What needs to be done> Report each line of the entries below that includes "data".

Given records>
╔══

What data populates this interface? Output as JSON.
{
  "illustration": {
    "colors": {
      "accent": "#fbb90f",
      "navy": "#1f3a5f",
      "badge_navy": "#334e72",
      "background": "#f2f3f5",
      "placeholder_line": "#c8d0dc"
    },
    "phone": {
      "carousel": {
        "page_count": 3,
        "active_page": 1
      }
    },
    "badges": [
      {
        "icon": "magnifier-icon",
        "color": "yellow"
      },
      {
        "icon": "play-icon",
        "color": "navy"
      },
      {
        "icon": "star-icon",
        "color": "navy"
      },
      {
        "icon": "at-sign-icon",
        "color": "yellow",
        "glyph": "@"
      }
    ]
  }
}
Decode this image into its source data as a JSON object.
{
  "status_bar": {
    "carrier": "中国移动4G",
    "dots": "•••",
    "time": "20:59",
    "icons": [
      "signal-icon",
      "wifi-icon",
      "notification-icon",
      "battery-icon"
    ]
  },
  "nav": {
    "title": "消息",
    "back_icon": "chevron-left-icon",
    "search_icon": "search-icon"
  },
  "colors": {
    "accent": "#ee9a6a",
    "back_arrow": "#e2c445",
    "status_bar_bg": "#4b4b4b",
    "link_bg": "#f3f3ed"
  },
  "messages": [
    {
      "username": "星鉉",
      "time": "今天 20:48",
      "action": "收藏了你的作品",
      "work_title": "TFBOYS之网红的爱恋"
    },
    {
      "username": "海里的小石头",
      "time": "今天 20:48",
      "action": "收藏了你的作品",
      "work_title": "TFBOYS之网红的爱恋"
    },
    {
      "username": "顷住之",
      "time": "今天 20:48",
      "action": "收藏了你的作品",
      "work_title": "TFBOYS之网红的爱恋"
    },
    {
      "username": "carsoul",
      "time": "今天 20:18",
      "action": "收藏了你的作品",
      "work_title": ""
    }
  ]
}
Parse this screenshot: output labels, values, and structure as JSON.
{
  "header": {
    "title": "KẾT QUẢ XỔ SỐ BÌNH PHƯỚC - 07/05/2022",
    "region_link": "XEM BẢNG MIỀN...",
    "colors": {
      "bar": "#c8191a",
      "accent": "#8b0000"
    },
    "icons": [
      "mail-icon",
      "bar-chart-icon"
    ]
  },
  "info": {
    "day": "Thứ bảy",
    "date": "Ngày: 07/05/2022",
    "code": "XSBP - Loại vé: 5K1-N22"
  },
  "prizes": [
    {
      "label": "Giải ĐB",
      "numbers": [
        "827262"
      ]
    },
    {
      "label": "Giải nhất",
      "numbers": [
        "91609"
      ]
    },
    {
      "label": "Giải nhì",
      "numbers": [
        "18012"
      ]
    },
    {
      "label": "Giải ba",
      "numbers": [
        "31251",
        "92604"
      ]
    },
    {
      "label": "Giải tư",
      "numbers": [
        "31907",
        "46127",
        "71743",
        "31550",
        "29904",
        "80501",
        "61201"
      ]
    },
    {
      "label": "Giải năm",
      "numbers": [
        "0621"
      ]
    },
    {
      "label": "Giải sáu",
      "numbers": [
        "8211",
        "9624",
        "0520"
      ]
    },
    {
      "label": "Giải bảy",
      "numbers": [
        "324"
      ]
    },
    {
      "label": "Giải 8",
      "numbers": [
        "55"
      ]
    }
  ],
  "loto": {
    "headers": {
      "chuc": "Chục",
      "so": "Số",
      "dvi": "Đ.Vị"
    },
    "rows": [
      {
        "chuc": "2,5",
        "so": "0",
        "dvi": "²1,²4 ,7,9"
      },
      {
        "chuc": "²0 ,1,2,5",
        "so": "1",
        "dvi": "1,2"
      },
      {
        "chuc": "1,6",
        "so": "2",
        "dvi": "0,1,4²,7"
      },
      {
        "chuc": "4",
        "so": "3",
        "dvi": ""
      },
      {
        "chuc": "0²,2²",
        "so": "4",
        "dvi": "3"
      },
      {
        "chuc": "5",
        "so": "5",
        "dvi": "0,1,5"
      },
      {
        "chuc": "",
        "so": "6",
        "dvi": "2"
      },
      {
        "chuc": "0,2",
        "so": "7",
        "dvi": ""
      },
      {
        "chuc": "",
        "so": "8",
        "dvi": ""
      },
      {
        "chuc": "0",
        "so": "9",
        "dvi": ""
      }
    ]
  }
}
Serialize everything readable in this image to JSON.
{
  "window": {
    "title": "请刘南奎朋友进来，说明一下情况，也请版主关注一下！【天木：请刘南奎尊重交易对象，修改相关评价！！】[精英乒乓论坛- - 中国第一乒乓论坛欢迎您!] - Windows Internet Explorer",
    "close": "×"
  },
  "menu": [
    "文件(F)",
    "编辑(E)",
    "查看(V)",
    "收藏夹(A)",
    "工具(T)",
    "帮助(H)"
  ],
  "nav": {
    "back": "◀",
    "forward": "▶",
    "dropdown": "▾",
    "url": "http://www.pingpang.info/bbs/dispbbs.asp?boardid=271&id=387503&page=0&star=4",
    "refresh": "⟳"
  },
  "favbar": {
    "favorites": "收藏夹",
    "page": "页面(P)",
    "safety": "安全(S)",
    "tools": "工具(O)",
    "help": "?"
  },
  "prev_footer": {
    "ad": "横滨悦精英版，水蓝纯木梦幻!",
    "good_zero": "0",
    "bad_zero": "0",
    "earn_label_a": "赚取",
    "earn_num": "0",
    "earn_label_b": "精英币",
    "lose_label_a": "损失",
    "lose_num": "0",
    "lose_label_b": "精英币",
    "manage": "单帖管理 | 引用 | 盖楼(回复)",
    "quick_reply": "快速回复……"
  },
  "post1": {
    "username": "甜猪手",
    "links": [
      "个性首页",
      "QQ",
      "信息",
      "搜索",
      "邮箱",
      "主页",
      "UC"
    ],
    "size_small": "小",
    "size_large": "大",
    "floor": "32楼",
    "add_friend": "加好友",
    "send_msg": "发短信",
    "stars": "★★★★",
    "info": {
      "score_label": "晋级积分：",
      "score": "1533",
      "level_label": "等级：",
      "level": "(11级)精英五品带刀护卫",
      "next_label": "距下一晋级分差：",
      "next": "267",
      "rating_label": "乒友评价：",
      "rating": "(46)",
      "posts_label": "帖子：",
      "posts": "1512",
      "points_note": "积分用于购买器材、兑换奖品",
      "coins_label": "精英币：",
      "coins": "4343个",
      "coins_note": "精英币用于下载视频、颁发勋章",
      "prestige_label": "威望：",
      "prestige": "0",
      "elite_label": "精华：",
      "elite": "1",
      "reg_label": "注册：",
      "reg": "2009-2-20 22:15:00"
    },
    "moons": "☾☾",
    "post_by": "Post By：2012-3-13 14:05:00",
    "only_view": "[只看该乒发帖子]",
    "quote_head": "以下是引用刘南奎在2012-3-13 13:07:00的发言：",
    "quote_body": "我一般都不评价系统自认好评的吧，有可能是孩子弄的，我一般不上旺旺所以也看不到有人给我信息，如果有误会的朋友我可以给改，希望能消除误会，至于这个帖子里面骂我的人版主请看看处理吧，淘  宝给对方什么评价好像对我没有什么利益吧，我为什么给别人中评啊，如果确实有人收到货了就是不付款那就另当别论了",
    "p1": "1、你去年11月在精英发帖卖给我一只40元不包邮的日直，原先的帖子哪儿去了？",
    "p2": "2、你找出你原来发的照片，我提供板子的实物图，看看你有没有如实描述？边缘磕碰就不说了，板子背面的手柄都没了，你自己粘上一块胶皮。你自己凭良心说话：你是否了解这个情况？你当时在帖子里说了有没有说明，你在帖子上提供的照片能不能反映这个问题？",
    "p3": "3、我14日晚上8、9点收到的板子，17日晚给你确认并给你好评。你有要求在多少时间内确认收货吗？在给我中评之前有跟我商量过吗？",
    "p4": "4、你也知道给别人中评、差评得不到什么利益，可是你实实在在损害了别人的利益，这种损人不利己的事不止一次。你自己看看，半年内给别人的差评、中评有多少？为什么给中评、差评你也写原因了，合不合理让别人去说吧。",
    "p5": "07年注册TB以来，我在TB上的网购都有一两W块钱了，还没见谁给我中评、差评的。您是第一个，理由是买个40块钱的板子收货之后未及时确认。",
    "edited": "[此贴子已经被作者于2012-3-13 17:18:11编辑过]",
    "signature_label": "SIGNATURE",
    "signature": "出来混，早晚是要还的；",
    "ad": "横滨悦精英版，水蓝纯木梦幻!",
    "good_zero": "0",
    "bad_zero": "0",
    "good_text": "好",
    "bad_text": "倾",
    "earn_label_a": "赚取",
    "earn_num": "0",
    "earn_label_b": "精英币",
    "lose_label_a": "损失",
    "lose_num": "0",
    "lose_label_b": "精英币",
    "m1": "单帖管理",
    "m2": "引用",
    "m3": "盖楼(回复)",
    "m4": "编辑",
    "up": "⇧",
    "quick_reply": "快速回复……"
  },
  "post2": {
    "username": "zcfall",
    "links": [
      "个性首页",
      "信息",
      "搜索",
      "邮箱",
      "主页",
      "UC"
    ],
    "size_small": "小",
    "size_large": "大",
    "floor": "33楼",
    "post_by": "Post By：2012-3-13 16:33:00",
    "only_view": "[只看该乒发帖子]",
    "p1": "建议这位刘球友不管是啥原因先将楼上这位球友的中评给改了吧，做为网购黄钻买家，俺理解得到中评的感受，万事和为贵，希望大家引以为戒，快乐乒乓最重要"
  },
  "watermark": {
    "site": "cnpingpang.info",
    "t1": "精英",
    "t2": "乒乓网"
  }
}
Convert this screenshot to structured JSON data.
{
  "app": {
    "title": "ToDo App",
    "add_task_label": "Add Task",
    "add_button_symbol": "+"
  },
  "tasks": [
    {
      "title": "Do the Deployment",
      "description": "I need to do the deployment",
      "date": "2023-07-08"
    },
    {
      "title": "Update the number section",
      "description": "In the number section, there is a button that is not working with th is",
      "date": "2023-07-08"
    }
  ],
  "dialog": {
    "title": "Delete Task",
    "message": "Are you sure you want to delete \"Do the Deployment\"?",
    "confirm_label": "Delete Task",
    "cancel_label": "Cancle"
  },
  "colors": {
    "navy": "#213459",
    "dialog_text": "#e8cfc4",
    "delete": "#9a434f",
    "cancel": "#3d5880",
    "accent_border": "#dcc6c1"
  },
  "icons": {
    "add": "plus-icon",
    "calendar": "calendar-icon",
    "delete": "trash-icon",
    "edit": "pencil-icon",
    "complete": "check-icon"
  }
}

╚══

Result>
What data populates this interface? Output as JSON.
Decode this image into its source data as a JSON object.
Convert this screenshot to structured JSON data.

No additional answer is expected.